Robert Bevan 1865-1925
Peasants at Mass c.1894
Lithograph on thin cream paper laid down on thick white woven backing 4¾ x 8 inches (12.1 x 20.3 cm)
Signed with monogram b.r.
Edition of 6
By descent to the Artist’s Son, R.P. Bevan; by descent; Private Collection.

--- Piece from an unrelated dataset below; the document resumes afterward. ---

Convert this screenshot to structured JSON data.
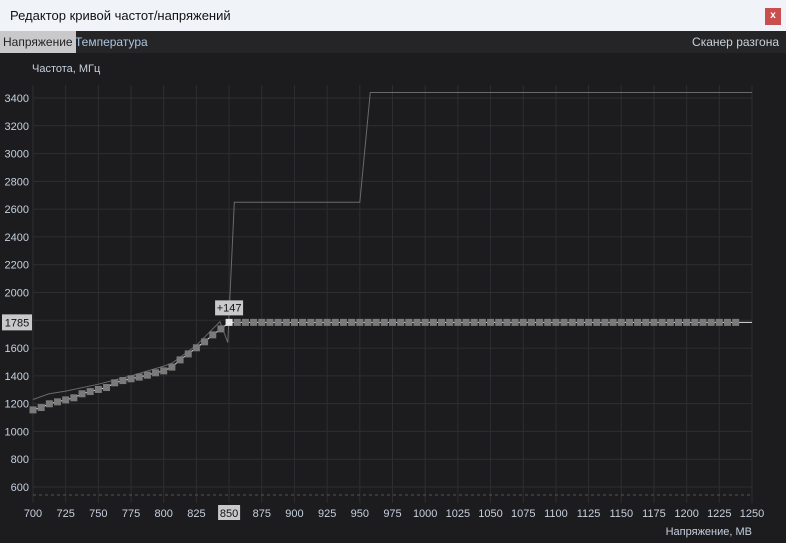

Robert Bevan Memorial Exhibition, Goupil Gallery, London, 1926 (no.31); Robert Bevan, 1865–1925, Arts Council touring exhibition, Hatton Gallery, Newcastle upon Tyne, 1956, Arts Council Gallery, London, 1956, Southampton Art Gallery, 1957, Plymouth Art Gallery, 1957, Leicester Museum and Art Gallery, 1957 (no.71); Robert Bevan Centenary Exhibition, The Minories, Colchester, 1965 (no.47); Robert Bevan: The Complete Graphic Works, Colnaghi, London, 1974 (no.10); From Sickert to Gertler: Modern British Art from Boxted House, Scottish National Gallery of Modern Art, Edinburgh, 2008, Gainsborough’s House, Sudbury, 2008, Brighton Art Gallery and Museums, 2010 (n.n., p.75); A Family Collection from Boxted House Works by Robert Bevan and other Modern British Art from the collection of Bobby and Natalie Bevan, The Fine Art Society, London, 2013 (no.1, repr.)
Graham Dry, Robert Bevan 1865–1925 Catalogue Raisonné of the Lithographs and Other Prints, London 1968 no.10; Robert Bevan: The Complete Graphic Works, Colnaghi 1974, no.10; Frances Stenlake, Robert Bevan: from Gauguin to Camden Town, London 2008, pp.46, 47 repr.
This is an extremely rare print of which there are only six impressions. This is one that Bevan himself retained, and remained with his descendants. This impression has been exhibited in all Bevan’s survey exhibitions.
Of all Bevan’s Breton prints, this lithograph shows the most direct influence on him of the Pont-Aven school. The choice of subject is a familiar one – Gauguin’s Vision after the Sermon (1888) being the most famous source – but it probably owes most to Emile Bernard’s Breton Women in a Green Meadow (1888) which depicts a group of women seated in a similar arrangement. Bevan made eight Brittany lithographs, drawn on the stone at Pont-Aven between 1891 and 1894. The surviving proofs were probably made in France and no editions appear to have been printed for sale. Bevan is believed to have seen this scene at the Chapelle de Tremalo, Pont-Aven